The ACPD brought bomb-sniffing dogs to the complex that includes a Best Buy and Costco to evaluate the threat, received at 12:21 p.m., police said. Several streets in the area are shut down, plus the South Hayes Street entrance to the Pentagon City Metro station. Pentagon Police are assisting with the investigation.
Police have yet to find anything but continue to search, ACPD spokesman Dustin Sternbeck said. Officers are sweeping the entire center, including the large Costco parking lot.
“It’s going to take a while to do a full sweep just because of the sheer size of the center,” Sternbeck told ARLnow.com.
The bomb threat was called in to the mall’s front desk, Sternbeck said.
A bomb threat was phoned into the Pentagon City mall on Christmas Eve, according to the latest Arlington County weekly crime report.
The bomb threat was called in around 1:00 p.m., just before a “black lives matter” protest at the mall. It’s unclear if the threat was in any way connected to or in response to the protest.
BOMB THREAT, 141224021, 1100 block of S Hayes St. On 12/24/14 at 1304 hours, unknown suspect called in a bomb threat to the Pentagon City Mall. Nothing suspicious found in garage area and mall did not evacuate.
PROTEST, 141224033, 1100 block of S Hayes St. On 12/24/14 at 1432 hours, approximately 15 individuals protested at Pentagon City Mall. No arrests made.
Also in the crime report, an armed robbery occurred in the Rosslyn / Courthouse area. The incident happened early last Monday morning.
ROBBERY,141229005, 1800 block of N Wilson BL. On 12/29/14 at 0330 hours, an unknown suspect displayed a handgun while demanding cigarettes and cash. Suspect description is black male, wearing a gray hooded sweatshirt and jeans.
The rest of the weekly crime report, after the jump.
Update at 11:50 a.m. — All lanes are now back open.

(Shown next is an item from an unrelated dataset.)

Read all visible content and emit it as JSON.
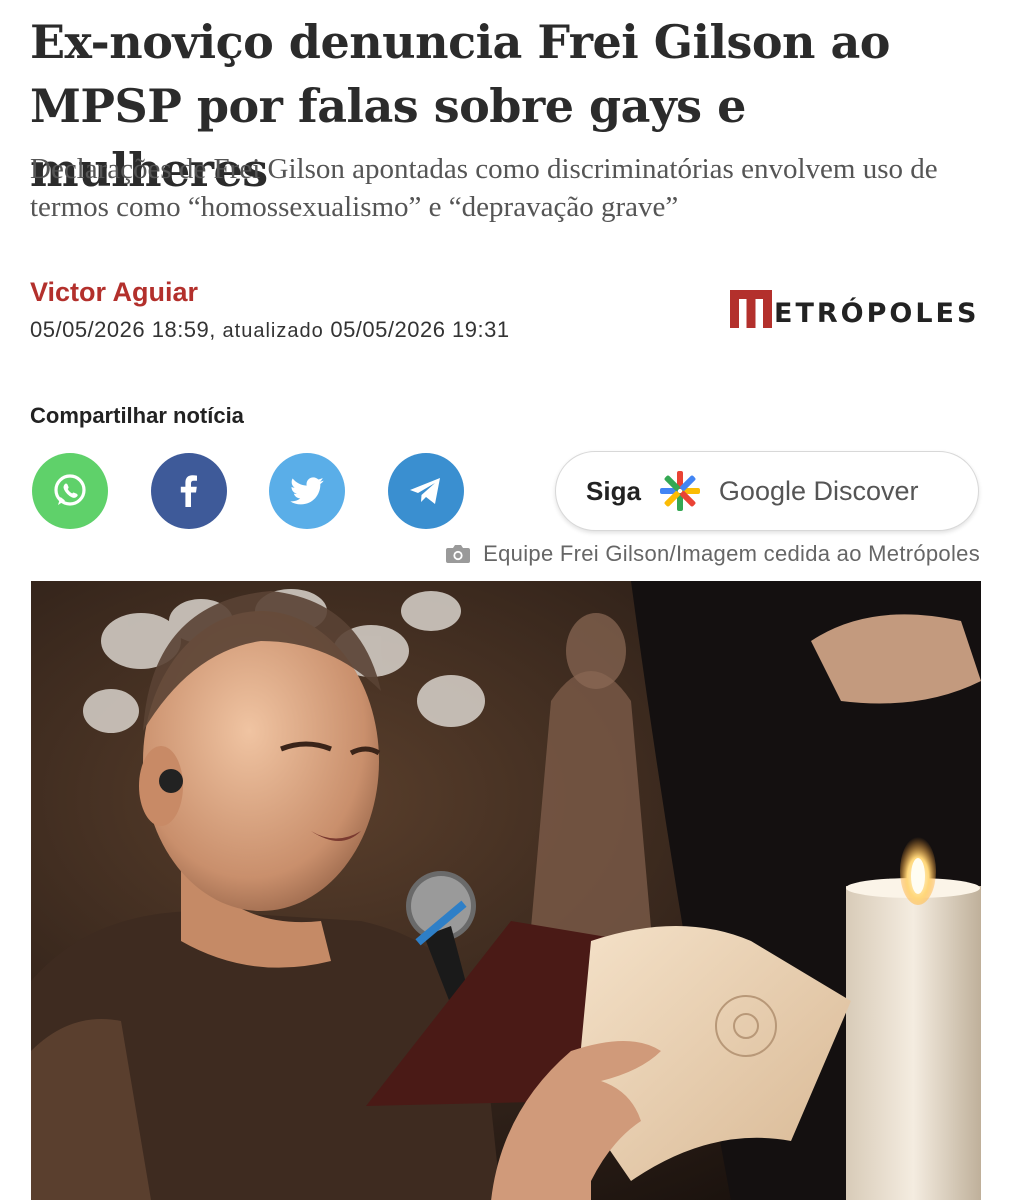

Update at 11:35 a.m. — The Key Bridge is being reopened, D.C. police said via Twitter. Traffic is currently flowing from the D.C. to Virginia side of the bridge, but so far the inbound lanes have not reopened. NBC Washington is reporting that the closure was due to a phoned-in bomb threat.
Earlier: Police have closed the Key Bridge to vehicle and pedestrian traffic due to police activity on the D.C. side.

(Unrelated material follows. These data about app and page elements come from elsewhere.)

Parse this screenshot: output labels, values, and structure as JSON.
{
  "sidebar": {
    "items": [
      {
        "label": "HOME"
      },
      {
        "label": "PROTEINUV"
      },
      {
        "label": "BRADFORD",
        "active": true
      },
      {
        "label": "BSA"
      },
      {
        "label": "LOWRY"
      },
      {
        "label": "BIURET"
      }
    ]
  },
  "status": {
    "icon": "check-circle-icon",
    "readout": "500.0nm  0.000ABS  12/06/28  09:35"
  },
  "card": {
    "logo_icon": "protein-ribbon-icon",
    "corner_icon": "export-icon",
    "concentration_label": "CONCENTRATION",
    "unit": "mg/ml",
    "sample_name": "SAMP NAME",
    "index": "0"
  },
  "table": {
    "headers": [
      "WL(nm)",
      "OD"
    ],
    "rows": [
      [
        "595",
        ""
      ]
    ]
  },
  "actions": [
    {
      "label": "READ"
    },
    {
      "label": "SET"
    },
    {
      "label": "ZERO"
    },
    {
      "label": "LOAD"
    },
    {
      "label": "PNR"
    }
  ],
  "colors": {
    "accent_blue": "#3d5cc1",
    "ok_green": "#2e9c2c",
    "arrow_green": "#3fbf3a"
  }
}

No word yet on when the bridge might reopen.
Earlier: The Drewry Mental Health and Substance Abuse Center at 1725 N. George Mason Drive has been evacuated due to a bomb threat.
The bomb threat was phoned in by an adult female caller around 12:30 this afternoon, according to Arlington County Police Department spokesman Dustin Sternbeck. A total of five bomb-sniffing dogs — two from Arlington and three Alexandria — were brought in to sweep the building for any possible explosives. Two of the dogs got a “hit” on a spot within the center, according to scanner traffic, prompting the evacuation.

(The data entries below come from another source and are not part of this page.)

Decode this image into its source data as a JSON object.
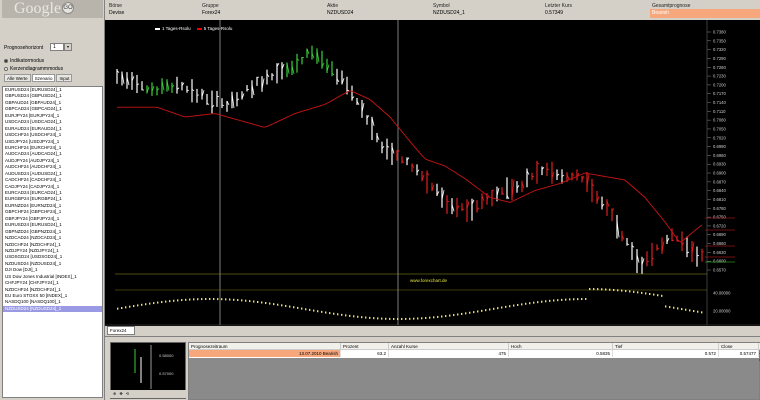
{
  "app": {
    "logo_text": "Google",
    "logo_btn": "GO"
  },
  "left_panel": {
    "prognose_label": "Prognosehorizont",
    "prognose_value": "1",
    "option_indicators": "Indikatormodus",
    "option_candles": "Kerzendiagrammmodus",
    "tabs": [
      "Alle Werte",
      "Szenario",
      "Input"
    ],
    "instruments": [
      "EURUSD24 [EURUSD24]_1",
      "GBPUSD24 [GBPUSD24]_1",
      "GBPAUD24 [GBPAUD24]_1",
      "GBPCAD24 [GBPCAD24]_1",
      "EURJPY24 [EURJPY24]_1",
      "USDCAD24 [USDCAD24]_1",
      "EURAUD24 [EURAUD24]_1",
      "USDCHF24 [USDCHF24]_1",
      "USDJPY24 [USDJPY24]_1",
      "EURCHF24 [EURCHF24]_1",
      "AUDCAD24 [AUDCAD24]_1",
      "AUDJPY24 [AUDJPY24]_1",
      "AUDCHF24 [AUDCHF24]_1",
      "AUDUSD24 [AUDUSD24]_1",
      "CADCHF24 [CADCHF24]_1",
      "CADJPY24 [CADJPY24]_1",
      "EURCAD24 [EURCAD24]_1",
      "EURGBP24 [EURGBP24]_1",
      "EURNZD24 [EURNZD24]_1",
      "GBPCHF24 [GBPCHF24]_1",
      "GBPJPY24 [GBPJPY24]_1",
      "EURUSD24 [EURUSD24]_1",
      "GBPNZD24 [GBPNZD24]_1",
      "NZDCAD24 [NZDCAD24]_1",
      "NZDCHF24 [NZDCHF24]_1",
      "NZDJPY24 [NZDJPY24]_1",
      "USDSGD24 [USDSGD24]_1",
      "NZDUSD24 [NZDUSD24]_1",
      "DJI Dow [DJI]_1",
      "US Dow Jones Industrial [INDEX]_1",
      "CHFJPY24 [CHFJPY24]_1",
      "NZDCHF24 [NZDCHF24]_1",
      "EU Euro STOXX 50 [INDEX]_1",
      "NASDQ100 [NASDQ100]_1",
      "NZDUSD24 [NZDUSD24]_1"
    ],
    "selected_index": 34
  },
  "info": {
    "headers": [
      "Börse",
      "Gruppe",
      "Aktie",
      "Symbol",
      "Letzter Kurs",
      "Gesamtprognose"
    ],
    "values": [
      "Devise",
      "Forex24",
      "NZDUSD24",
      "NZDUSD24_1",
      "0.57349",
      "Bearish"
    ],
    "signal_color": "#f6a77c"
  },
  "legend": {
    "series1": "1 Tages-Rsolu",
    "series2": "5 Tages-Rsolu"
  },
  "chart_data": {
    "type": "candlestick",
    "price_axis": [
      "0.7380",
      "0.7350",
      "0.7320",
      "0.7290",
      "0.7260",
      "0.7230",
      "0.7200",
      "0.7170",
      "0.7140",
      "0.7110",
      "0.7080",
      "0.7050",
      "0.7020",
      "0.6990",
      "0.6960",
      "0.6930",
      "0.6900",
      "0.6870",
      "0.6840",
      "0.6810",
      "0.6780",
      "0.6750",
      "0.6720",
      "0.6690",
      "0.6660",
      "0.6630",
      "0.6600",
      "0.6570"
    ],
    "osc_axis": [
      "40.00000",
      "20.00000"
    ],
    "date_labels": [
      "Feb 24",
      "Mar 03",
      "Mar 10",
      "Mar 17",
      "Mar 24",
      "Apr 07",
      "Apr 14",
      "Apr 21",
      "Apr 28",
      "May 05",
      "May 12",
      "May 19",
      "May 26",
      "Jun 02",
      "Jun 09",
      "Jun 16",
      "Jun 23",
      "Jun 30",
      "Jul 07",
      "Jul 14",
      "Jul 21",
      "Jul 28",
      "Aug 04",
      "Aug 11",
      "Aug 18",
      "Aug 25",
      "Sep 01",
      "Sep 08",
      "Sep 15",
      "Sep 22"
    ],
    "watermark": "www.forexchart.de"
  },
  "bottom": {
    "tab_label": "Forex24",
    "grid_headers": [
      "Prognosezeitraum",
      "Prozent",
      "Anzahl Kurse",
      "Hoch",
      "Tief",
      "Close",
      "Erwartung"
    ],
    "grid_values": [
      "13.07.2010 Bearish",
      "63.2",
      "475",
      "0.5835",
      "0.572",
      "0.57477",
      "-0.63 %"
    ],
    "mini_axis": [
      "0.58000",
      "0.57000"
    ]
  }
}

Arlington bomb squad units are currently on the scene investigating.
Police have shut down George Mason Drive in both directions between 16th Street and 20th Street. Buses are being rerouted as a result.
In addition to clients and staff of the Drewry Center, children have been evacuated from the NVFS Head Start Child Development Center on the premises. The Drewry Center is adjacent to Virginia Hospital Center, but the hospital is still open for normal business, according to Arlington County.